Accounts of the Inversion
As an environmental sustainability major at the University of Utah, I may contemplate the quality of our air and water more than average Joe. However, we all breathe the polluted air. The pollution affects all people in Utah, making it something that we all should start worrying about. The air we breathe here in Utah is ranked among the lowest in the country.
Last year the inversion got so bad a few times, my Salt Lake neighborhood looked like a ghost town zombie apocalypse. The inversion had reached ground level and the air was so polluted that it was grey like fog. The eerie air kept most people indoors for those few red air days, leaving the streets empty and quiet.
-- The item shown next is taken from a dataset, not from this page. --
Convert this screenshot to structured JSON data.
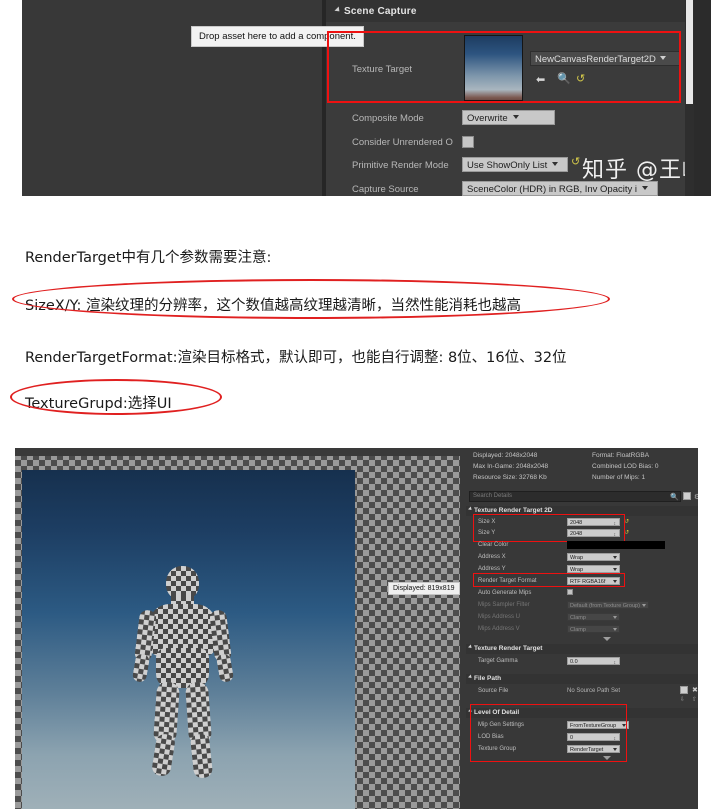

Signs on the freeways read “carpool tomorrow for better air.”
Once, driving southbound on I-15 around 2:00 a.m., the inversion, the dirty air disguised as fog, had gotten so bad some cars were going as slowly as 20 miles an hour because of the lack of visibility on the road. The air on the freeway was so thick you couldn’t see cars further than a quarter of a mile away from you.
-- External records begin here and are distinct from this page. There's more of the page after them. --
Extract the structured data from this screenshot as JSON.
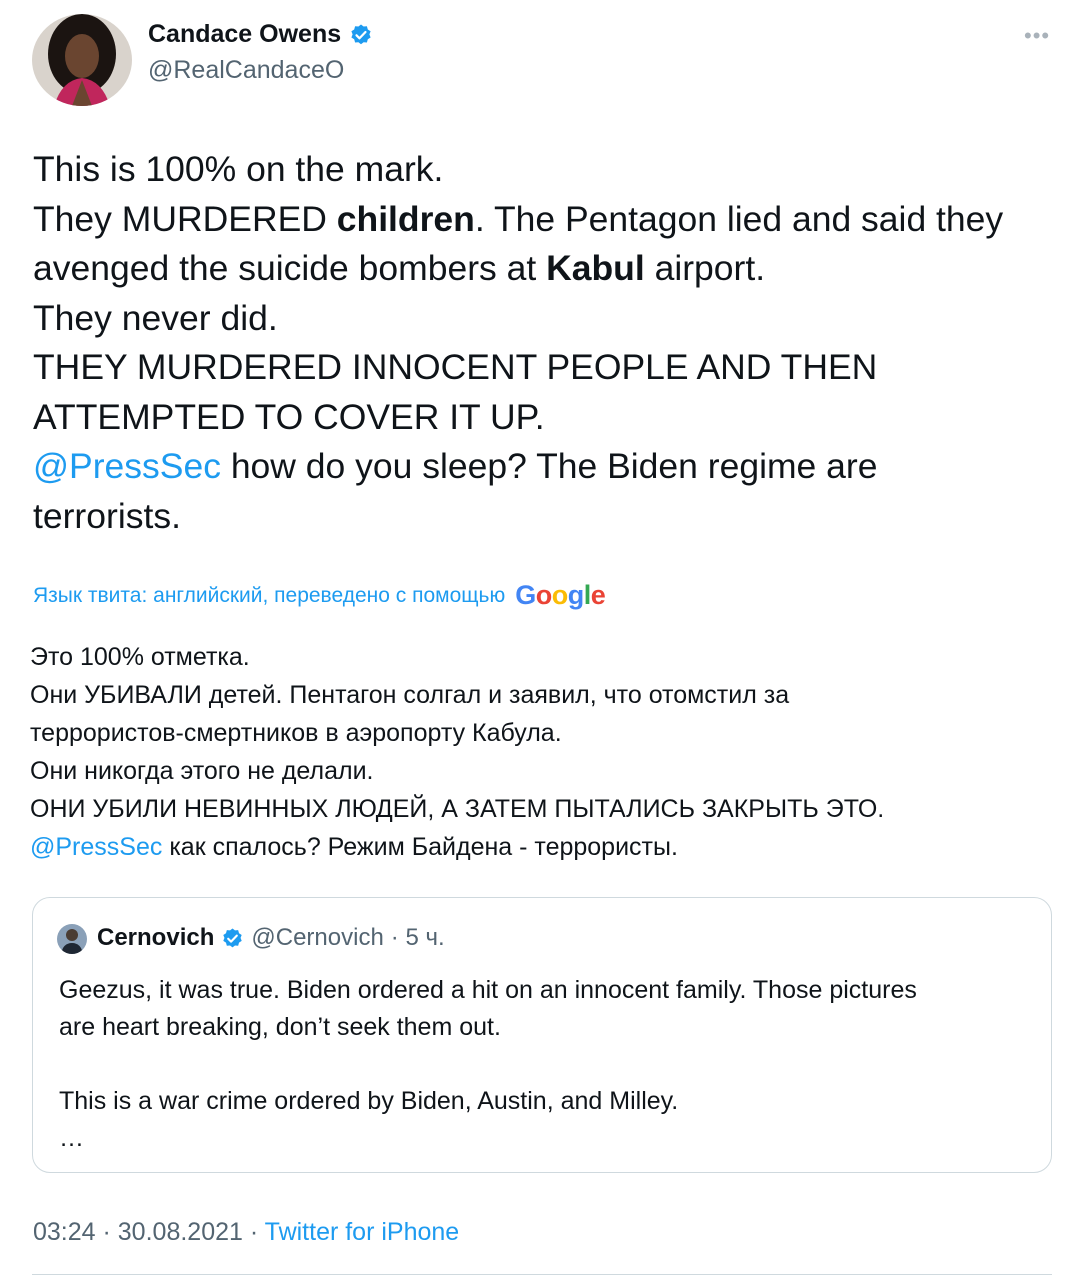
{
  "author": {
    "name": "Candace Owens",
    "handle": "@RealCandaceO",
    "verified": true
  },
  "tweet": {
    "lines": [
      {
        "segments": [
          {
            "text": "This is 100% on the mark."
          }
        ]
      },
      {
        "segments": [
          {
            "text": "They MURDERED "
          },
          {
            "text": "children",
            "bold": true
          },
          {
            "text": ". The Pentagon lied and said they"
          }
        ]
      },
      {
        "segments": [
          {
            "text": "avenged the suicide bombers at "
          },
          {
            "text": "Kabul",
            "bold": true
          },
          {
            "text": " airport."
          }
        ]
      },
      {
        "segments": [
          {
            "text": "They never did."
          }
        ]
      },
      {
        "segments": [
          {
            "text": "THEY MURDERED INNOCENT PEOPLE AND THEN"
          }
        ]
      },
      {
        "segments": [
          {
            "text": "ATTEMPTED TO COVER IT UP."
          }
        ]
      },
      {
        "segments": [
          {
            "text": "@PressSec",
            "mention": true
          },
          {
            "text": " how do you sleep? The Biden regime are"
          }
        ]
      },
      {
        "segments": [
          {
            "text": "terrorists."
          }
        ]
      }
    ]
  },
  "translation": {
    "note": "Язык твита: английский, переведено с помощью",
    "provider": "Google",
    "lines": [
      {
        "segments": [
          {
            "text": "Это 100% отметка."
          }
        ]
      },
      {
        "segments": [
          {
            "text": " Они УБИВАЛИ детей. Пентагон солгал и заявил, что отомстил за"
          }
        ]
      },
      {
        "segments": [
          {
            "text": "террористов-смертников в аэропорту Кабула."
          }
        ]
      },
      {
        "segments": [
          {
            "text": " Они никогда этого не делали."
          }
        ]
      },
      {
        "segments": [
          {
            "text": " ОНИ УБИЛИ НЕВИННЫХ ЛЮДЕЙ, А ЗАТЕМ ПЫТАЛИСЬ ЗАКРЫТЬ ЭТО."
          }
        ]
      },
      {
        "segments": [
          {
            "text": "@PressSec",
            "mention": true
          },
          {
            "text": " как спалось? Режим Байдена - террористы."
          }
        ]
      }
    ]
  },
  "quote": {
    "name": "Cernovich",
    "handle": "@Cernovich",
    "time": "· 5 ч.",
    "verified": true,
    "lines": [
      "Geezus, it was true. Biden ordered a hit on an innocent family. Those pictures",
      "are heart breaking, don’t seek them out.",
      "",
      "This is a war crime ordered by Biden, Austin, and Milley.",
      "…"
    ]
  },
  "meta": {
    "time": "03:24",
    "sep1": " · ",
    "date": "30.08.2021",
    "sep2": " · ",
    "source": "Twitter for iPhone"
  },
  "icons": {
    "more": "more-horizontal-icon",
    "verified": "verified-badge-icon"
  },
  "colors": {
    "link": "#1d9bf0",
    "text": "#0f1419",
    "muted": "#536471",
    "border": "#cfd9de"
  }
}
Clean air is important to people across Utah because it affects our livelihoods and the livelihoods of future generations who may also want to live in this beautiful state we call home. Let’s implement clean air acts and clean air habits that benefit us all!
Claire Baer is a 21-year-old student at the University of Utah studying environmental sustainability. b. 1996